(Component data from apps and pages)

-------------------------

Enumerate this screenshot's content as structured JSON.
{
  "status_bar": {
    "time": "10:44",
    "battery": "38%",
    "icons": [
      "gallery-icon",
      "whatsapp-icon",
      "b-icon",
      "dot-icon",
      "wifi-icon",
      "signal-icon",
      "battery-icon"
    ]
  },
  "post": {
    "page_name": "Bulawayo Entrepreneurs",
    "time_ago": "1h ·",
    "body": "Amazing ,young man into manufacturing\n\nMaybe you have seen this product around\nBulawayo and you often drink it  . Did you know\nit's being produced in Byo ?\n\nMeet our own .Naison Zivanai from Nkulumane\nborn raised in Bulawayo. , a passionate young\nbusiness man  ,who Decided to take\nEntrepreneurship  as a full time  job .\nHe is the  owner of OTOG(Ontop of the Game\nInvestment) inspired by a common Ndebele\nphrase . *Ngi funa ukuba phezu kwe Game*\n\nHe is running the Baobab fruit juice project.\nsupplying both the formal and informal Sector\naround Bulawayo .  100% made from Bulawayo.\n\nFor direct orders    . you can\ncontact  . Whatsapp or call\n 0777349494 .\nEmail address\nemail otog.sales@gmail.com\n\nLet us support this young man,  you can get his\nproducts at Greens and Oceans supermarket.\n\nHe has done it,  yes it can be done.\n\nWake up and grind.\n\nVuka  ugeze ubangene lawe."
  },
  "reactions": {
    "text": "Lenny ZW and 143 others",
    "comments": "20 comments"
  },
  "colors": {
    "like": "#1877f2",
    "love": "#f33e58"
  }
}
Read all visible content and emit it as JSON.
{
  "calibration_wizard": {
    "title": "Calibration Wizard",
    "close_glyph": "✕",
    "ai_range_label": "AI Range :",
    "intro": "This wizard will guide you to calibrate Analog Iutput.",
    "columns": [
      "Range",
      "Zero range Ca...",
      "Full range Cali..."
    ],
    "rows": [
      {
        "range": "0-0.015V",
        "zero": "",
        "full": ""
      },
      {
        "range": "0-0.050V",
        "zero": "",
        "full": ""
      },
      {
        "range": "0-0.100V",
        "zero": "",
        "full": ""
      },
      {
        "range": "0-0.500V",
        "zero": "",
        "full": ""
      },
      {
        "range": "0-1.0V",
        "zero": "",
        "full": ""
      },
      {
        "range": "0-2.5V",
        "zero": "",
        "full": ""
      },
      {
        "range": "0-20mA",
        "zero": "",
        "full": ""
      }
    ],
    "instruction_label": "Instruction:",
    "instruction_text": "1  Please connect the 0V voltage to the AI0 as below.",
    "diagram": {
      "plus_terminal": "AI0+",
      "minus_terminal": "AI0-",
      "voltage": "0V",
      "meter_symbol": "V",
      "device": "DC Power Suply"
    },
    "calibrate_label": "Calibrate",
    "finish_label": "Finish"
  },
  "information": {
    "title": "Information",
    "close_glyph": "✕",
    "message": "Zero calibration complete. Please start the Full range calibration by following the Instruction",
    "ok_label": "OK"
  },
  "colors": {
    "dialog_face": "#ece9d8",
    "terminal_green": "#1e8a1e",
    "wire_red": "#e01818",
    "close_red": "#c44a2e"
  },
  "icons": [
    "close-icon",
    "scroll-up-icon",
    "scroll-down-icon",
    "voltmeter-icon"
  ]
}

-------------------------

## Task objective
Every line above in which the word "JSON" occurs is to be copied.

## Answer space
Enumerate this screenshot's content as structured JSON.
Read all visible content and emit it as JSON.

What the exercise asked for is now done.